Virtual reality has been the big story of 2015, but it has one major drawback. You have no idea what's in front of you. Or behind you. Or just to your left. With Microsoft's HoloLens, on the other hand, you still see the familiar world – but it becomes a delightful, high-fidelity playground, classroom or even a remote work site.
I've no doubt games will be the first wave of apps to capture people's imagination. Imagine stepping into another world; drop a crumpled ball of paper on the floor and it blows a hole through to yet another dimension, where paper birds fly through paper clouds. It's as charming and delightful as it sounds. Even when that world is very basic – looking more like a tablet app than Avatar – being inside a fantasy world is an enchanting experience.
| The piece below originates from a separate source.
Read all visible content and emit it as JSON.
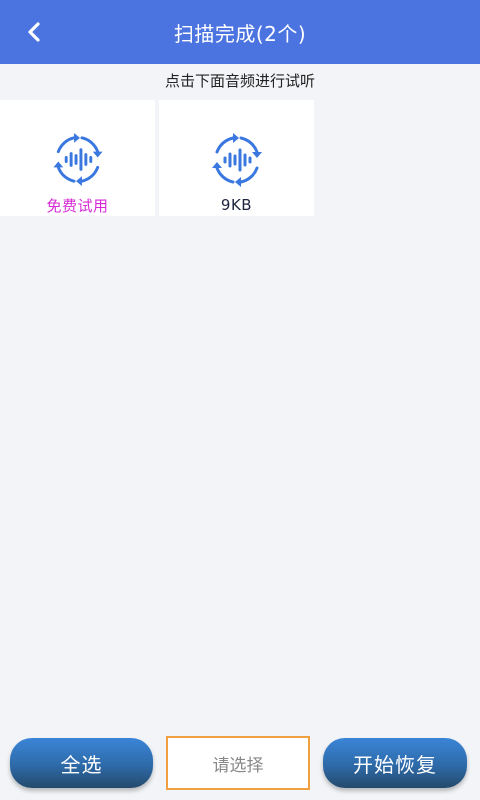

But for me, it's the fact that HoloLens will also be useful for work, and for interacting with physical as well as digital objects, that makes it such an amazing, unlimited opportunity.
Take architects. Perhaps they need to see whether a building is being put up the way it's designed. Or builders need to see how the designs fit into the physical space they're hauling bricks and planks into. In these scenarios, having HoloLens paint the virtual design over the real world is ideal.
Why? Because the on-site builder can see exactly where the door is supposed to go, and the architect back in their office can see what the builder sees (such as a pillar that's preventing a door from opening).
The architect can put on a HoloLens to look at the site remotely, or even simply watch video from the builder's HoloLens on their own screen; there's a visual beam that makes it clear what the other person is looking at. Being able to share what you see without trying to manage a camera makes it much easier to collaborate at a distance.
Next: far-reaching potential of mixed-reality